All images taken by the author at Gio-ji in January 2016.
Anatol Pitt has a degree in anthropology and art history from the University of Melbourne and is a fine arts undergraduate at the Victorian College of the Arts.
Lázló Krasznahorkai, The Melancholy of Resistance, George Szirtes (trans.), New Direction Books, New York, 1998, p. 160. ↩
Robin Wall Kimmerer, Gathering Moss: A Natural and Cultural History of Mosses, Oregon State University Press, Corvallis, 2003, pp. 14-15 ↩
Ibid., p. 38 ↩
Giuliana Bruno, ‘Surface Encounters’, eflux journal, no. 65, 2015, http://supercommunity-pdf.e-flux.com/pdf/supercommunity/article_1317.pdf. ↩
Kimmerer, 2003, p. 148. ↩
Ibid., p. 150. ↩
The description that follows is taken from a translated and illustrated synopsis by the Kyoto University Library, 2001: http://edb.kulib.kyoto-u.ac.jp/exhibit-e/otogi/gio/gio.html ↩

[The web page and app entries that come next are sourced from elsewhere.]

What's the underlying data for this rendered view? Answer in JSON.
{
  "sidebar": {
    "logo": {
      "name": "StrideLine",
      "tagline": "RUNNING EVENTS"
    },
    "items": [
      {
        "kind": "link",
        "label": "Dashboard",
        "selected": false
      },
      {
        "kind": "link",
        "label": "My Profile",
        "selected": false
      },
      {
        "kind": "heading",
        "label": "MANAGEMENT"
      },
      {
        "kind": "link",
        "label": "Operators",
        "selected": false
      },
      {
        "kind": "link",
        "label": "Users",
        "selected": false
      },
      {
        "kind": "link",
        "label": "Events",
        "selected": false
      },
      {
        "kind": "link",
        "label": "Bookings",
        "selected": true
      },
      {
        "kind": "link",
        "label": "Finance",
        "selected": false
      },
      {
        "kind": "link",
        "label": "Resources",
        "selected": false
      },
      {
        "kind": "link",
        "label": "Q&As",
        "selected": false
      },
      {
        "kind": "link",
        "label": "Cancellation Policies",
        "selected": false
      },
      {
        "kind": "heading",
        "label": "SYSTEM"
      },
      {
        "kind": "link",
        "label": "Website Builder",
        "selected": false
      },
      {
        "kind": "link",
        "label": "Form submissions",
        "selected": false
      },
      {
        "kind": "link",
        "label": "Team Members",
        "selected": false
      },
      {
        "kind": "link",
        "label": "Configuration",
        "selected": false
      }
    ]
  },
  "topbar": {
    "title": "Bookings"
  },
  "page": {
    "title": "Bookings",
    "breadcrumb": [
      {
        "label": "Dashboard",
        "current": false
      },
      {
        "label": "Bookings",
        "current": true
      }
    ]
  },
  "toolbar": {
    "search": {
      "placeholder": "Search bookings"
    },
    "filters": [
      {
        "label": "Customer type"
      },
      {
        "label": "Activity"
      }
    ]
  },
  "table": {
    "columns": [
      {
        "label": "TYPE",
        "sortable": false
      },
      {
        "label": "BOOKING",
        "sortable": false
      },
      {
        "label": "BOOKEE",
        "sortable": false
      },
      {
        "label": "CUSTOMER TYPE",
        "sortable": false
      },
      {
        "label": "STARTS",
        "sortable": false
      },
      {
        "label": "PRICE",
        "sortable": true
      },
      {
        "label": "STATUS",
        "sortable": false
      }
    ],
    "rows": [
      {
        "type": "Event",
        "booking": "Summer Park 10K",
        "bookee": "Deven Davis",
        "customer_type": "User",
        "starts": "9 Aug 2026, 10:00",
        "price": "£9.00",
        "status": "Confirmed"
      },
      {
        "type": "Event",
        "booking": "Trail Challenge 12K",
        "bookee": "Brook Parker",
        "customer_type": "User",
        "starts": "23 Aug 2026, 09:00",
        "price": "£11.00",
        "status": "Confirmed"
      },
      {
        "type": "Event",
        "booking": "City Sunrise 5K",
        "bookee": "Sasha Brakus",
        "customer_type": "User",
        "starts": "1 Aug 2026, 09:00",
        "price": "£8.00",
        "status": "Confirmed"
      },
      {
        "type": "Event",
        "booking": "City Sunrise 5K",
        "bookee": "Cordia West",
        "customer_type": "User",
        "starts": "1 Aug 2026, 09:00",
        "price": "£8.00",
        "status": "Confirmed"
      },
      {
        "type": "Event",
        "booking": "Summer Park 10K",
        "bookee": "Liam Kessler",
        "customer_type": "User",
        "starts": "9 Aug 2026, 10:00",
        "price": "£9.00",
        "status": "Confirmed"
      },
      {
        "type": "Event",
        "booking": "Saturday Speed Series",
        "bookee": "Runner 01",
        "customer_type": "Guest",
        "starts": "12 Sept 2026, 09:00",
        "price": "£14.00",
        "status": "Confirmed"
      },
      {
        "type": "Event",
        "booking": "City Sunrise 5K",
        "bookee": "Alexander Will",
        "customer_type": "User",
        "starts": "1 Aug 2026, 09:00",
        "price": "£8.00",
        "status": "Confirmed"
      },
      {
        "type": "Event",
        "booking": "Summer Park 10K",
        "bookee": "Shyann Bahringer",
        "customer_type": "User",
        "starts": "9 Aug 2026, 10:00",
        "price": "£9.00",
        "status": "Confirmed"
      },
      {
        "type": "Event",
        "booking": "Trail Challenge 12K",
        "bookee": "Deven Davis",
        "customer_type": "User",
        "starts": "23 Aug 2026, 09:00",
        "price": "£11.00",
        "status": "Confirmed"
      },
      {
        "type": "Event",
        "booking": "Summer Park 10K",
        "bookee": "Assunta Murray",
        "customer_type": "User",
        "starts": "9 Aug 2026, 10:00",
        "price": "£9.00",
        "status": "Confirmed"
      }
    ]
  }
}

Lauren Prusinski, ‘Wabi-Sabi, Mono no Aware, and Ma: Tracing Traditional Japanese Aesthetics Through Japanese History’, Studies on Asia, vol. 2, no. 1, p. 29. ↩
I should note here that Gio-ji itself was not a Zen temple, rather part of the Shingon school of Buddhism, but I feel like the garden design has aesthetic similarities to Zen gardens. Antanas Andrijauskas, ‘Specific Features of Traditional Japanese Medieval Aesthetics’, Dialogue and Universalism, no. 1-2, 2003, p. 211. ↩